### DATA TO USE
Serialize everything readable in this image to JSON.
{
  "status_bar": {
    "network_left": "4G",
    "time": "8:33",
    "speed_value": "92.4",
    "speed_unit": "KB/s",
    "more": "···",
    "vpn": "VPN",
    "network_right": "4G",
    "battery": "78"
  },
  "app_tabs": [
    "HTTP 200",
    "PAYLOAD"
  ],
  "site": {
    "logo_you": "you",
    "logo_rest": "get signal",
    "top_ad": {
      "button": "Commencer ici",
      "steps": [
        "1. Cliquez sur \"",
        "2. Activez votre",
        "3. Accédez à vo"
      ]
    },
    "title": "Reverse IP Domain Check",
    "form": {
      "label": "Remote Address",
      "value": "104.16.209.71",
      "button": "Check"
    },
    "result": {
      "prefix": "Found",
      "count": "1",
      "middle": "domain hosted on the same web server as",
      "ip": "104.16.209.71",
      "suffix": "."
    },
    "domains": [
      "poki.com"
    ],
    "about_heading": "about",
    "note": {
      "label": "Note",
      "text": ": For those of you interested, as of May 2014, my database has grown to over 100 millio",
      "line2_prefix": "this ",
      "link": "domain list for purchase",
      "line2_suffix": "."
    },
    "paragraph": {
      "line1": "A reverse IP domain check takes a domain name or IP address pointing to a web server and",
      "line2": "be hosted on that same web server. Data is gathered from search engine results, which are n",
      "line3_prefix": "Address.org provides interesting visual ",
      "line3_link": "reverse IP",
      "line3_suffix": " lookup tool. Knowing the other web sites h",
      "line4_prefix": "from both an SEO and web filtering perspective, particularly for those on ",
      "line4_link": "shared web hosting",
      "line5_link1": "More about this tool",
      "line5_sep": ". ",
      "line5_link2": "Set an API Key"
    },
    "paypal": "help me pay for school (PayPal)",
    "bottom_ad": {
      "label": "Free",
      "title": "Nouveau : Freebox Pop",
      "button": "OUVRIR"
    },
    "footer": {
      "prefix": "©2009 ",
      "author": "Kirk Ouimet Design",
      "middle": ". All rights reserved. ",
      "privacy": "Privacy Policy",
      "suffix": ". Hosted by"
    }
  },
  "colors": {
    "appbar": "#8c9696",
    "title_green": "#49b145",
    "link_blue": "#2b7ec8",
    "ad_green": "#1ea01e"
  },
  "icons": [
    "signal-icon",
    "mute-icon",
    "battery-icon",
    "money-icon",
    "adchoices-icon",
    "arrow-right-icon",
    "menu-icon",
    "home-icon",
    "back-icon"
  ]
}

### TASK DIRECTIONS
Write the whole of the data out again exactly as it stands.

### RESULT FOR THIS EXERCISE
Serialize everything readable in this image to JSON.
{
  "status_bar": {
    "network_left": "4G",
    "time": "8:33",
    "speed_value": "92.4",
    "speed_unit": "KB/s",
    "more": "···",
    "vpn": "VPN",
    "network_right": "4G",
    "battery": "78"
  },
  "app_tabs": [
    "HTTP 200",
    "PAYLOAD"
  ],
  "site": {
    "logo_you": "you",
    "logo_rest": "get signal",
    "top_ad": {
      "button": "Commencer ici",
      "steps": [
        "1. Cliquez sur \"",
        "2. Activez votre",
        "3. Accédez à vo"
      ]
    },
    "title": "Reverse IP Domain Check",
    "form": {
      "label": "Remote Address",
      "value": "104.16.209.71",
      "button": "Check"
    },
    "result": {
      "prefix": "Found",
      "count": "1",
      "middle": "domain hosted on the same web server as",
      "ip": "104.16.209.71",
      "suffix": "."
    },
    "domains": [
      "poki.com"
    ],
    "about_heading": "about",
    "note": {
      "label": "Note",
      "text": ": For those of you interested, as of May 2014, my database has grown to over 100 millio",
      "line2_prefix": "this ",
      "link": "domain list for purchase",
      "line2_suffix": "."
    },
    "paragraph": {
      "line1": "A reverse IP domain check takes a domain name or IP address pointing to a web server and",
      "line2": "be hosted on that same web server. Data is gathered from search engine results, which are n",
      "line3_prefix": "Address.org provides interesting visual ",
      "line3_link": "reverse IP",
      "line3_suffix": " lookup tool. Knowing the other web sites h",
      "line4_prefix": "from both an SEO and web filtering perspective, particularly for those on ",
      "line4_link": "shared web hosting",
      "line5_link1": "More about this tool",
      "line5_sep": ". ",
      "line5_link2": "Set an API Key"
    },
    "paypal": "help me pay for school (PayPal)",
    "bottom_ad": {
      "label": "Free",
      "title": "Nouveau : Freebox Pop",
      "button": "OUVRIR"
    },
    "footer": {
      "prefix": "©2009 ",
      "author": "Kirk Ouimet Design",
      "middle": ". All rights reserved. ",
      "privacy": "Privacy Policy",
      "suffix": ". Hosted by"
    }
  },
  "colors": {
    "appbar": "#8c9696",
    "title_green": "#49b145",
    "link_blue": "#2b7ec8",
    "ad_green": "#1ea01e"
  },
  "icons": [
    "signal-icon",
    "mute-icon",
    "battery-icon",
    "money-icon",
    "adchoices-icon",
    "arrow-right-icon",
    "menu-icon",
    "home-icon",
    "back-icon"
  ]
}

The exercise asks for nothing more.